Work instruction:
The answer must be every line below that contains the string "Online".
Task data section start
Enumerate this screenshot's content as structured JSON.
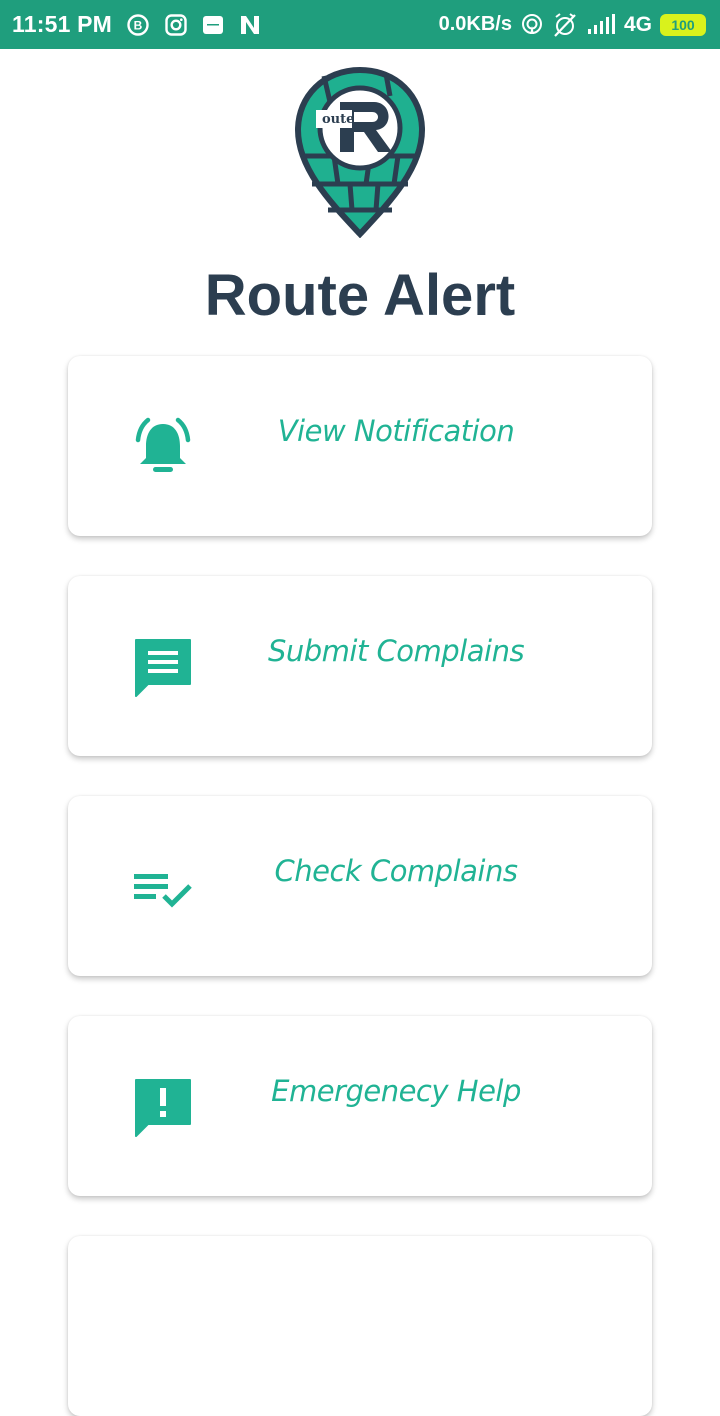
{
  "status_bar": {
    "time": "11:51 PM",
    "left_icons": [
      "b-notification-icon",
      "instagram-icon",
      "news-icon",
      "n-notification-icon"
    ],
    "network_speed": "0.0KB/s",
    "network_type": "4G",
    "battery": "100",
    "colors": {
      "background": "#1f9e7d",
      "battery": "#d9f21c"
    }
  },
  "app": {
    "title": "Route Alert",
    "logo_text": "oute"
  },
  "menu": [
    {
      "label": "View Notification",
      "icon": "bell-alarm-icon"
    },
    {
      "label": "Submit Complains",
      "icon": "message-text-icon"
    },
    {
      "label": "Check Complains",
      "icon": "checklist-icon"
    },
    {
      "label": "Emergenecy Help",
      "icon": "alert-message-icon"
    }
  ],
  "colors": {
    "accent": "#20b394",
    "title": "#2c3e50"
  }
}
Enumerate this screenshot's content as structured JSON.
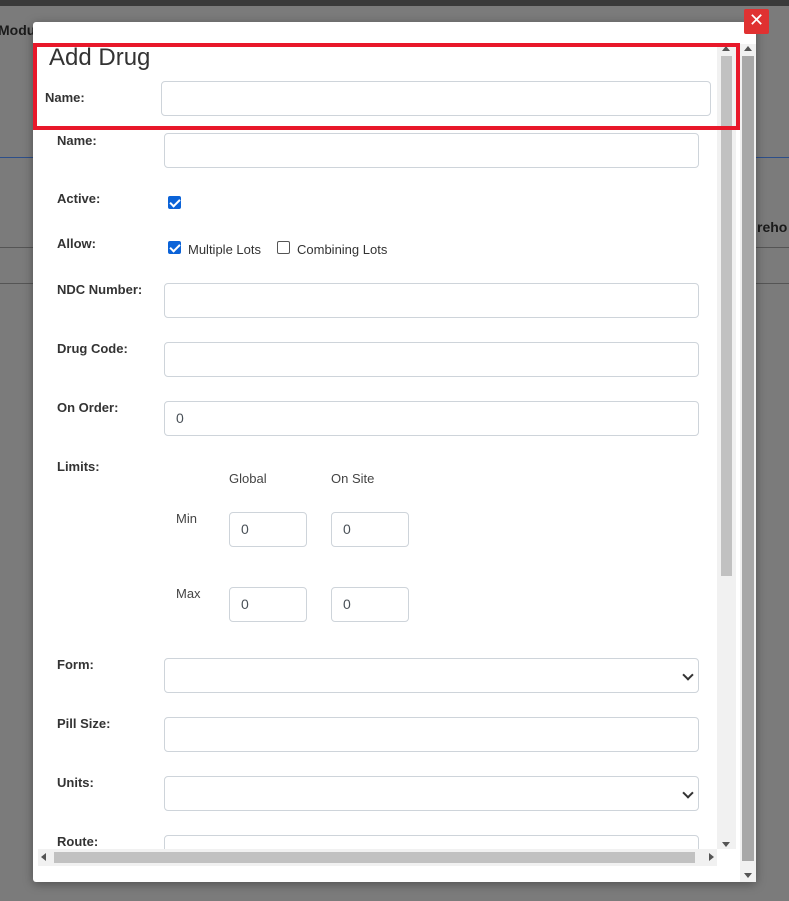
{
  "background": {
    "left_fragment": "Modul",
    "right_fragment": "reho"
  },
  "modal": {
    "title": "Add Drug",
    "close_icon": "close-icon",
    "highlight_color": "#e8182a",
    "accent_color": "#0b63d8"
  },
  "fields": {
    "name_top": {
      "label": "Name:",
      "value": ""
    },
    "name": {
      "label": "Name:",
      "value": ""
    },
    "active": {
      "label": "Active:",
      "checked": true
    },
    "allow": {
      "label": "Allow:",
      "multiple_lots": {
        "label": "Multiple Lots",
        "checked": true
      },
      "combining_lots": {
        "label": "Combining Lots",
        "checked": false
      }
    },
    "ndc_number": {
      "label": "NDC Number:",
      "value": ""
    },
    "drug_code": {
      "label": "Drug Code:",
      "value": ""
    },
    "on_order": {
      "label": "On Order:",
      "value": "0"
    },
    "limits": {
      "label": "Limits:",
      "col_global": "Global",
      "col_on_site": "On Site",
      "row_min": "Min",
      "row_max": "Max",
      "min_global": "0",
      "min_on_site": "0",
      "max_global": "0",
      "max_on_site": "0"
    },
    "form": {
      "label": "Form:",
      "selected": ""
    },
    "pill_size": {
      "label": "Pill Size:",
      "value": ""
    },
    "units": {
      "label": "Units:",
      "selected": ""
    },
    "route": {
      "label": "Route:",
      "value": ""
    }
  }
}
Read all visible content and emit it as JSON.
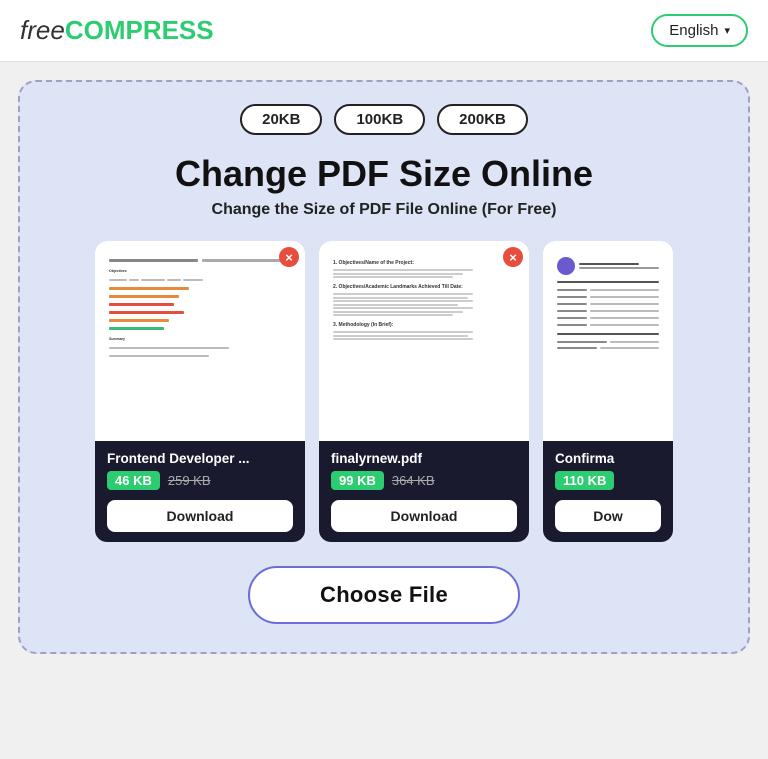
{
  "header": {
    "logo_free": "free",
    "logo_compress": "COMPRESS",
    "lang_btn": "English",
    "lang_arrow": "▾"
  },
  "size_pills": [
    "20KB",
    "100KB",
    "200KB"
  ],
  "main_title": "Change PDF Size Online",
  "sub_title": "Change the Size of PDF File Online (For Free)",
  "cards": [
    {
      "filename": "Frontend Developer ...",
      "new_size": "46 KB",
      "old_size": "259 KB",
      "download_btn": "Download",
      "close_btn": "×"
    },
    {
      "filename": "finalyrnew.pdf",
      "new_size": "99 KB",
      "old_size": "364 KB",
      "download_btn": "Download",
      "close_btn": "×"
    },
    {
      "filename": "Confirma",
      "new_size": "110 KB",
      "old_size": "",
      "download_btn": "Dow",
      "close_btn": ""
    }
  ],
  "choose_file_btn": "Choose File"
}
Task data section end
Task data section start
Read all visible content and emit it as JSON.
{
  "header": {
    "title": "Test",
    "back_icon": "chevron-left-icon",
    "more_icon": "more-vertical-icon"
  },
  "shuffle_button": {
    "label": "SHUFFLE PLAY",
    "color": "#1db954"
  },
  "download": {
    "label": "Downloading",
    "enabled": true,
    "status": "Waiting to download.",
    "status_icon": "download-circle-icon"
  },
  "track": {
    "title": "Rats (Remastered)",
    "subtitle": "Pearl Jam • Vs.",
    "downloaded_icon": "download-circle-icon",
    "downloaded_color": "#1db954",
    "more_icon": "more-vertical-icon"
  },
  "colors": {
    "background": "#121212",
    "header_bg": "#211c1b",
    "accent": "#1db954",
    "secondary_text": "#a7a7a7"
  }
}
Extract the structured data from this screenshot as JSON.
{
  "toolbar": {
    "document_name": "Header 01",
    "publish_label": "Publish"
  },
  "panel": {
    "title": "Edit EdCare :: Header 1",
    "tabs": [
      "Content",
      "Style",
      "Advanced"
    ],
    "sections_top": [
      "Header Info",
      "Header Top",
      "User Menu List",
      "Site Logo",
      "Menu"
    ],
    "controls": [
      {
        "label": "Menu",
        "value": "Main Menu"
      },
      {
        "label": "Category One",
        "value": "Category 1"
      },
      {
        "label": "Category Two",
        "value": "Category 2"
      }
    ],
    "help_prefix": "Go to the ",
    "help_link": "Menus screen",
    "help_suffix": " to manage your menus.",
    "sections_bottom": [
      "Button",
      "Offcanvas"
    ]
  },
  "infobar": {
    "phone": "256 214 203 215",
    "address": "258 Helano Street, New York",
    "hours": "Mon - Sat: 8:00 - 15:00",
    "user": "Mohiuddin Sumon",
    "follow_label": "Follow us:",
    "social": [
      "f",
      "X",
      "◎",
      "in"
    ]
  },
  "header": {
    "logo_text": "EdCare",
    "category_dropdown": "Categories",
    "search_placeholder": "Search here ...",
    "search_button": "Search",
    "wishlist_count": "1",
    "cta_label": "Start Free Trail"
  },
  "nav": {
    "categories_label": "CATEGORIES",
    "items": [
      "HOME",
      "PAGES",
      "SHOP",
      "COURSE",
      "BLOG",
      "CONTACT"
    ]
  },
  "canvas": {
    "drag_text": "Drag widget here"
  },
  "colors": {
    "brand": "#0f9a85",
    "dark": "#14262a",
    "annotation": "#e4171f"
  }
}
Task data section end
Written answer:
  "main_title": "Change PDF Size Online",
  "sub_title": "Change the Size of PDF File Online (For Free)",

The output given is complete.